**Description of the task:** Please output all of the entries exactly and omit any images they hold.

================================

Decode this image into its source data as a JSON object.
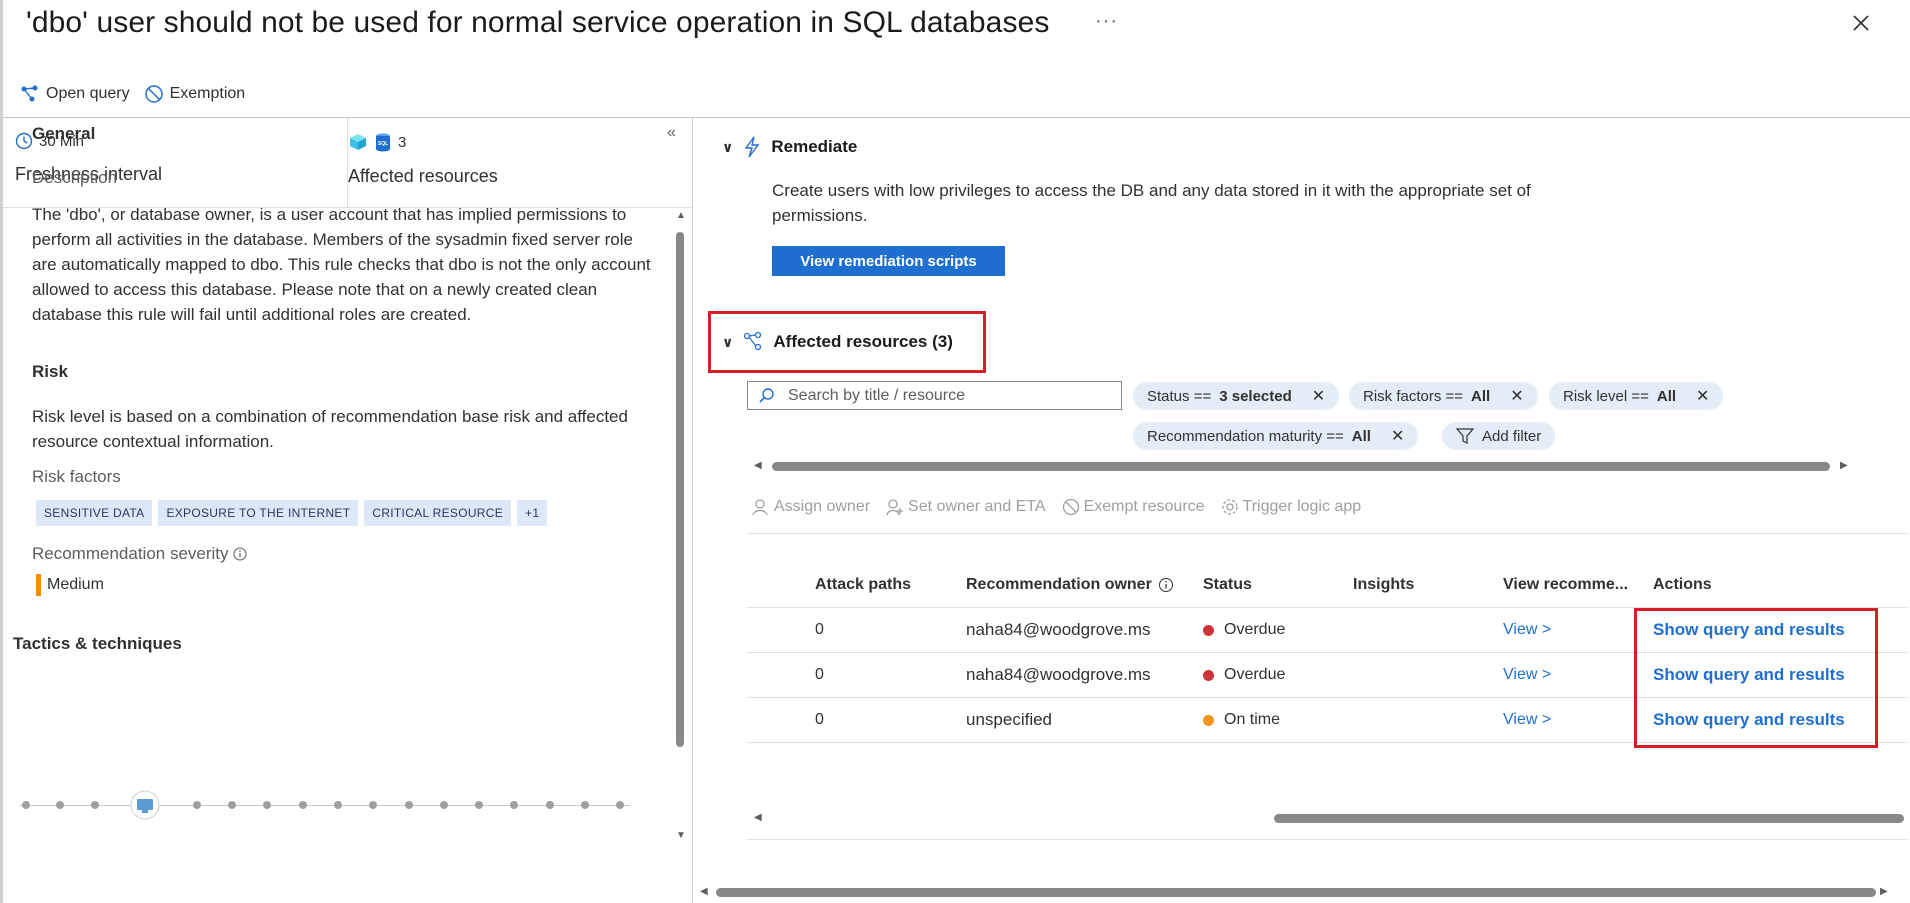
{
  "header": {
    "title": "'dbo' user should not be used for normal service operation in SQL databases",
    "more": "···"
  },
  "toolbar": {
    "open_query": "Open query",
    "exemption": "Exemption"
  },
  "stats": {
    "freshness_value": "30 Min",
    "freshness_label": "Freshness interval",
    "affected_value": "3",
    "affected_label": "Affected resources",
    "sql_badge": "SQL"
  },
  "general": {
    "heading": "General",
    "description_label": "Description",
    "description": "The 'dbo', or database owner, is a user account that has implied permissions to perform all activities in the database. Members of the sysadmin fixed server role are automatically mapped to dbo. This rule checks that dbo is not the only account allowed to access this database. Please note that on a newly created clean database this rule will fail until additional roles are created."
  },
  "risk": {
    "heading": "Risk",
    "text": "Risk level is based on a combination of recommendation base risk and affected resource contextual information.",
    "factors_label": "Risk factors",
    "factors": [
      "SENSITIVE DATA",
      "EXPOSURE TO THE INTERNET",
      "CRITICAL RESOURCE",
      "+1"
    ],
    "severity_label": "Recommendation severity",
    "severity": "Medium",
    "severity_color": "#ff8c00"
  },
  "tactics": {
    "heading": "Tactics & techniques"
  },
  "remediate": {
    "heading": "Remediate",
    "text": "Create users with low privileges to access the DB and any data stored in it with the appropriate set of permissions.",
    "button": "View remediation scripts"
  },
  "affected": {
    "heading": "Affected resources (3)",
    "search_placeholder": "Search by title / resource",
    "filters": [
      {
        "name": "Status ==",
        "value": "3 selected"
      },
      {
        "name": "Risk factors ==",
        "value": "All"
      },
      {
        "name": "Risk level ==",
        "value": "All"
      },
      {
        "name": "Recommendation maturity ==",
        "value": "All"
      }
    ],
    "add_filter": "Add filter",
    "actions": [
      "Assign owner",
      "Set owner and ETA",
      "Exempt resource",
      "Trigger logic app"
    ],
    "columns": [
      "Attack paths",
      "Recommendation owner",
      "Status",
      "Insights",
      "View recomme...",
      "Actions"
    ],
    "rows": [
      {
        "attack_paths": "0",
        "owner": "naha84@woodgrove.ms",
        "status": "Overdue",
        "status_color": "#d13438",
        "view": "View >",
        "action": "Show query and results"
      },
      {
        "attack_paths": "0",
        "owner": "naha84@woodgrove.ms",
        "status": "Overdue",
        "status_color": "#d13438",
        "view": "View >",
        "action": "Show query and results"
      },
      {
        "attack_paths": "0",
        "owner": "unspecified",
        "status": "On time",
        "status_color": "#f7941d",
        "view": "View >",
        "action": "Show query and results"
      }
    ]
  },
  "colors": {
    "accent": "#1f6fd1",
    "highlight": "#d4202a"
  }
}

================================

**Output for this exercise:**
Decode this image into its source data as a JSON object.
{
  "header": {
    "title": "'dbo' user should not be used for normal service operation in SQL databases",
    "more": "···"
  },
  "toolbar": {
    "open_query": "Open query",
    "exemption": "Exemption"
  },
  "stats": {
    "freshness_value": "30 Min",
    "freshness_label": "Freshness interval",
    "affected_value": "3",
    "affected_label": "Affected resources",
    "sql_badge": "SQL"
  },
  "general": {
    "heading": "General",
    "description_label": "Description",
    "description": "The 'dbo', or database owner, is a user account that has implied permissions to perform all activities in the database. Members of the sysadmin fixed server role are automatically mapped to dbo. This rule checks that dbo is not the only account allowed to access this database. Please note that on a newly created clean database this rule will fail until additional roles are created."
  },
  "risk": {
    "heading": "Risk",
    "text": "Risk level is based on a combination of recommendation base risk and affected resource contextual information.",
    "factors_label": "Risk factors",
    "factors": [
      "SENSITIVE DATA",
      "EXPOSURE TO THE INTERNET",
      "CRITICAL RESOURCE",
      "+1"
    ],
    "severity_label": "Recommendation severity",
    "severity": "Medium",
    "severity_color": "#ff8c00"
  },
  "tactics": {
    "heading": "Tactics & techniques"
  },
  "remediate": {
    "heading": "Remediate",
    "text": "Create users with low privileges to access the DB and any data stored in it with the appropriate set of permissions.",
    "button": "View remediation scripts"
  },
  "affected": {
    "heading": "Affected resources (3)",
    "search_placeholder": "Search by title / resource",
    "filters": [
      {
        "name": "Status ==",
        "value": "3 selected"
      },
      {
        "name": "Risk factors ==",
        "value": "All"
      },
      {
        "name": "Risk level ==",
        "value": "All"
      },
      {
        "name": "Recommendation maturity ==",
        "value": "All"
      }
    ],
    "add_filter": "Add filter",
    "actions": [
      "Assign owner",
      "Set owner and ETA",
      "Exempt resource",
      "Trigger logic app"
    ],
    "columns": [
      "Attack paths",
      "Recommendation owner",
      "Status",
      "Insights",
      "View recomme...",
      "Actions"
    ],
    "rows": [
      {
        "attack_paths": "0",
        "owner": "naha84@woodgrove.ms",
        "status": "Overdue",
        "status_color": "#d13438",
        "view": "View >",
        "action": "Show query and results"
      },
      {
        "attack_paths": "0",
        "owner": "naha84@woodgrove.ms",
        "status": "Overdue",
        "status_color": "#d13438",
        "view": "View >",
        "action": "Show query and results"
      },
      {
        "attack_paths": "0",
        "owner": "unspecified",
        "status": "On time",
        "status_color": "#f7941d",
        "view": "View >",
        "action": "Show query and results"
      }
    ]
  },
  "colors": {
    "accent": "#1f6fd1",
    "highlight": "#d4202a"
  }
}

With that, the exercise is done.